Exercise:
When you copy the entries, keep every word exactly as it stands.
── Dataset extract
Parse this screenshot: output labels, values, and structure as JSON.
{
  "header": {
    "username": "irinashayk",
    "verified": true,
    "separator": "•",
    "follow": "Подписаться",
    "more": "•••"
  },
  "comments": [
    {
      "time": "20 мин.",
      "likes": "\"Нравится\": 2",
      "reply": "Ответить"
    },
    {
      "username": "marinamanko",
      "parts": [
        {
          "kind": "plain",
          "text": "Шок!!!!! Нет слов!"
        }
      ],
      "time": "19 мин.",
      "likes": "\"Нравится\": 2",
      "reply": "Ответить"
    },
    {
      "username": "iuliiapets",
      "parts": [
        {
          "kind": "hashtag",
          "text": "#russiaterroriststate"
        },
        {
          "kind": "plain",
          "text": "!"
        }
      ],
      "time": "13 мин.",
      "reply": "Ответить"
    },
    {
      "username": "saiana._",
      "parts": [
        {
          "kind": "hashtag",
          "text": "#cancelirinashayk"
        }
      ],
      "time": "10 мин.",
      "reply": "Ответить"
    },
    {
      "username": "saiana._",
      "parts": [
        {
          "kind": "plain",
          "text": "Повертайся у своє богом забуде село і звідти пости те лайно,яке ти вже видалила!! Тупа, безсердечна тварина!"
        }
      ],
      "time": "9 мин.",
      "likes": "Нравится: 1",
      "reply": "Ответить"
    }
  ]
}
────
Reply:
Parse this screenshot: output labels, values, and structure as JSON.
{
  "header": {
    "username": "irinashayk",
    "verified": true,
    "separator": "•",
    "follow": "Подписаться",
    "more": "•••"
  },
  "comments": [
    {
      "time": "20 мин.",
      "likes": "\"Нравится\": 2",
      "reply": "Ответить"
    },
    {
      "username": "marinamanko",
      "parts": [
        {
          "kind": "plain",
          "text": "Шок!!!!! Нет слов!"
        }
      ],
      "time": "19 мин.",
      "likes": "\"Нравится\": 2",
      "reply": "Ответить"
    },
    {
      "username": "iuliiapets",
      "parts": [
        {
          "kind": "hashtag",
          "text": "#russiaterroriststate"
        },
        {
          "kind": "plain",
          "text": "!"
        }
      ],
      "time": "13 мин.",
      "reply": "Ответить"
    },
    {
      "username": "saiana._",
      "parts": [
        {
          "kind": "hashtag",
          "text": "#cancelirinashayk"
        }
      ],
      "time": "10 мин.",
      "reply": "Ответить"
    },
    {
      "username": "saiana._",
      "parts": [
        {
          "kind": "plain",
          "text": "Повертайся у своє богом забуде село і звідти пости те лайно,яке ти вже видалила!! Тупа, безсердечна тварина!"
        }
      ],
      "time": "9 мин.",
      "likes": "Нравится: 1",
      "reply": "Ответить"
    }
  ]
}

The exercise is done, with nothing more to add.